§ **What to produce**
Scan the entries below for the word "Controller" and copy every line where it turns up.

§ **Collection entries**
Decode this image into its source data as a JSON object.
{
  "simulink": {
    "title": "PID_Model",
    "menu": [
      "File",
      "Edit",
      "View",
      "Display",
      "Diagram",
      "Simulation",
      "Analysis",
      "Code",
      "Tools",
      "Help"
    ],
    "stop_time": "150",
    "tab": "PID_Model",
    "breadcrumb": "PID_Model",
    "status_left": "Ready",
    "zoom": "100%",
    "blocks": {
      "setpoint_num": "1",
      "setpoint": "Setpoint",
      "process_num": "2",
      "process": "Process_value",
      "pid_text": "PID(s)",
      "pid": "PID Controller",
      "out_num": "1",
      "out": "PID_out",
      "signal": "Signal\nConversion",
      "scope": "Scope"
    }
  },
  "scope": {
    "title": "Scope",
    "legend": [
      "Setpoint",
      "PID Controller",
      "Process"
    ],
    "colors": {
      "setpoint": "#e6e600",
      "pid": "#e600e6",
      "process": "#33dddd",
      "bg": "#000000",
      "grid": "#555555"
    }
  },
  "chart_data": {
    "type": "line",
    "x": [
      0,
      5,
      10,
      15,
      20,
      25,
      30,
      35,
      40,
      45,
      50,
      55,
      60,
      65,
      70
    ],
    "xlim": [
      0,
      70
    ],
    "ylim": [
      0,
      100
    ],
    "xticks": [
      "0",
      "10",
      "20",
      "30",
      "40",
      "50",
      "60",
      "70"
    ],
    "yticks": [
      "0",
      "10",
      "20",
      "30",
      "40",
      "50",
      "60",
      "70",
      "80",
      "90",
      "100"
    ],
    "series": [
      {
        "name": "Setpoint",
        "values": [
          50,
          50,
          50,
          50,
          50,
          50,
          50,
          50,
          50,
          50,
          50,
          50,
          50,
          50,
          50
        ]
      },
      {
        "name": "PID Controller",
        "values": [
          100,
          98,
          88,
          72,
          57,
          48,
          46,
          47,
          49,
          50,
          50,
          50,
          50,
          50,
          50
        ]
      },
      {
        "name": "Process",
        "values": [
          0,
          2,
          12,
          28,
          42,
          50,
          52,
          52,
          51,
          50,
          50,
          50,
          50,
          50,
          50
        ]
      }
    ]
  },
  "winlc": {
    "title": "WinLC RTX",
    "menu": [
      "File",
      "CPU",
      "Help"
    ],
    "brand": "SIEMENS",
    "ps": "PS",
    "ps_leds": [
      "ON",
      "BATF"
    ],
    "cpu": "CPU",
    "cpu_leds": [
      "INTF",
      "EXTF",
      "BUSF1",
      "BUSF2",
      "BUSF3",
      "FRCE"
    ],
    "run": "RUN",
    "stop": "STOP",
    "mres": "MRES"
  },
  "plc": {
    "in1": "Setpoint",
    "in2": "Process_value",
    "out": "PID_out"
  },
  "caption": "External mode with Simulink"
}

§ **Solution below**
      "pid": "PID Controller",
      "PID Controller",
        "name": "PID Controller",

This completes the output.